Date of Award

Spring 1-1-2013

Document Type

Dissertation

Degree Name

Doctor of Philosophy (PhD)

Department

Psychology & Neuroscience

First Advisor

Eliana Colunga

Second Advisor

Matt Jones

Third Advisor

Pui Fong Kan

Fourth Advisor

Matt Keller

Fifth Advisor

Mike Mozer

Abstract

Screen media, such as television, videos, and computers, are an increasingly common environment for children’s learning, even among infants and toddlers. Prior research suggests, however, that very young children learn less effectively from a screen than they do from face-to-face interaction with a person, the so-called video deficit effect. In three studies involving 165 2.- to 3-year-old children I investigated the characteristics and scope of toddlers’ word and category learning from video, as well as aspects of the screen mediated environment that are associated with this learning. In the first study, two experiments examined children’s word learning, generalization, and retention of novel lexical categories learned from watching a video compared to interacting with a person.

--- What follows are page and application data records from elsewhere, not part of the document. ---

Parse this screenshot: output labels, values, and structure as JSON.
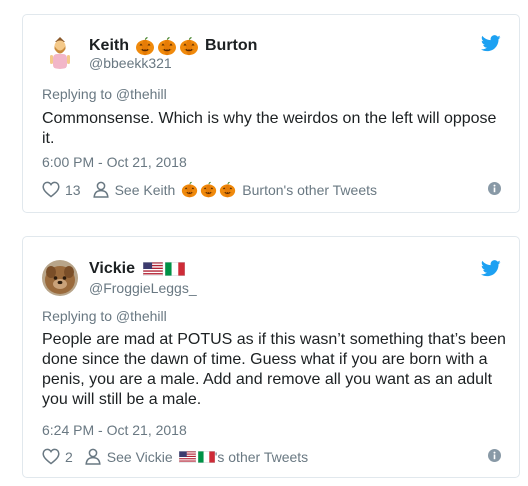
{
  "tweets": [
    {
      "display_name_first": "Keith",
      "display_name_last": "Burton",
      "name_emoji": [
        "pumpkin",
        "pumpkin",
        "pumpkin"
      ],
      "handle": "@bbeekk321",
      "replying_to": "Replying to @thehill",
      "text": "Commonsense. Which is why the weirdos on the left will oppose it.",
      "timestamp": "6:00 PM - Oct 21, 2018",
      "likes": "13",
      "other_tweets_prefix": "See Keith",
      "other_tweets_suffix": "Burton's other Tweets"
    },
    {
      "display_name_first": "Vickie",
      "display_name_last": "",
      "name_emoji": [
        "flag-us",
        "flag-italy"
      ],
      "handle": "@FroggieLeggs_",
      "replying_to": "Replying to @thehill",
      "text": "People are mad at POTUS as if this wasn’t something that’s been done since the dawn of time. Guess what if you are born with a penis, you are a male. Add and remove all you want as an adult you will still be a male.",
      "timestamp": "6:24 PM - Oct 21, 2018",
      "likes": "2",
      "other_tweets_prefix": "See Vickie",
      "other_tweets_suffix": "'s other Tweets"
    }
  ],
  "colors": {
    "text": "#1c2022",
    "muted": "#697882",
    "twitter_blue": "#1da1f2",
    "border": "#e1e8ed",
    "pumpkin": "#f08a0c"
  }
}
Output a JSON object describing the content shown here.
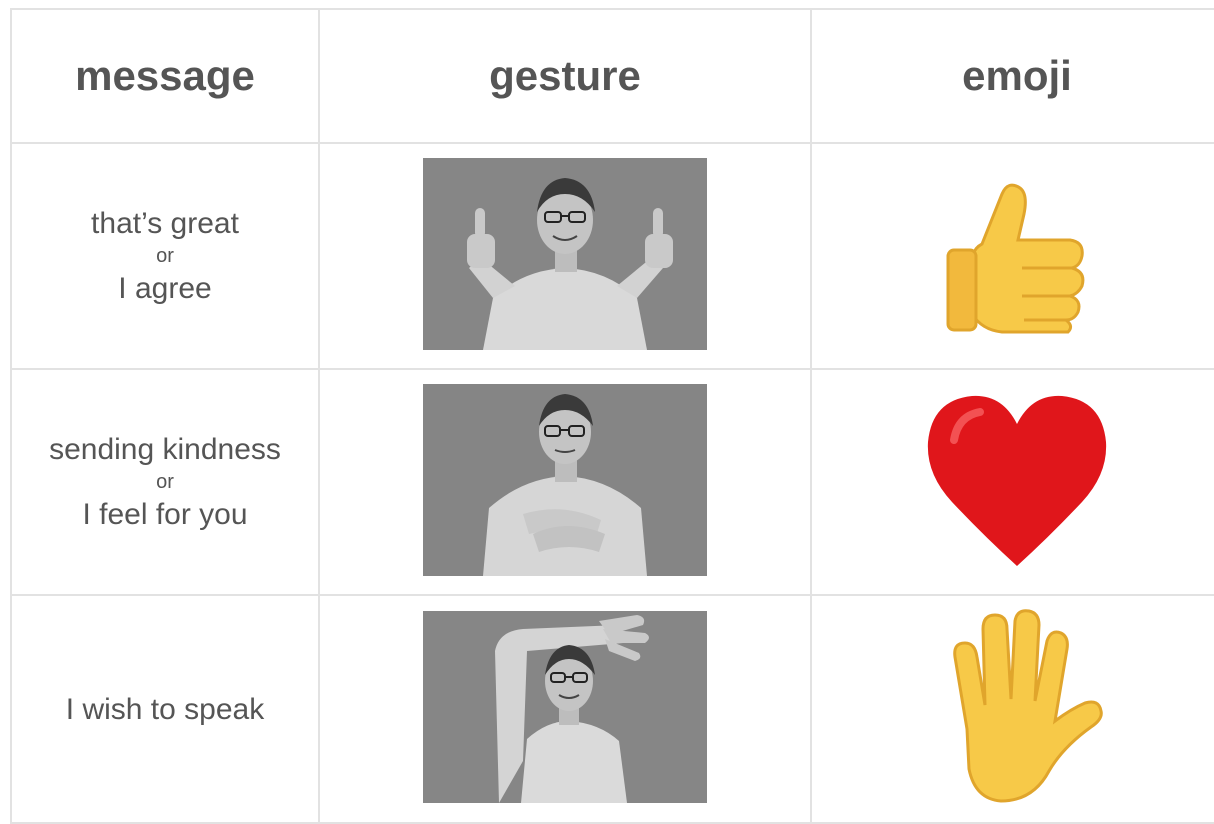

While toddlers learned and retained novel, one-to-one word-referent mappings just as well from a screen as they did from a person, they experienced a video deficit in generalizing those words to novel categories. Children trained by video retained less clear, coherent categories after a delay compared to those trained in person. The second study investigated how the addition of either perceptual or social information supports toddlers’ learning from a video. The results suggest that being able to interact with the physical objects to be learned about while watching a video may ameliorate the deficit, but learning words directly from a person while watching a video does not help. The third study assessed toddlers’ word and category learning in relation to a common, naturalistic context of screen mediated learning: parent-child co-viewing. The results showed that parents’ use of label elicitation questions and positive feedback was positively associated with learning, whereas parental speech that focused on the video and content more broadly showed negative associations with toddlers’ learning. Together these studies add to knowledge about the scope and limits of young children’s learning from screen media, and how aspects of the environment may support this learning. Implications for explanatory accounts of the video deficit effect, potential uses in practice, and future directions for research are discussed.

Share

COinS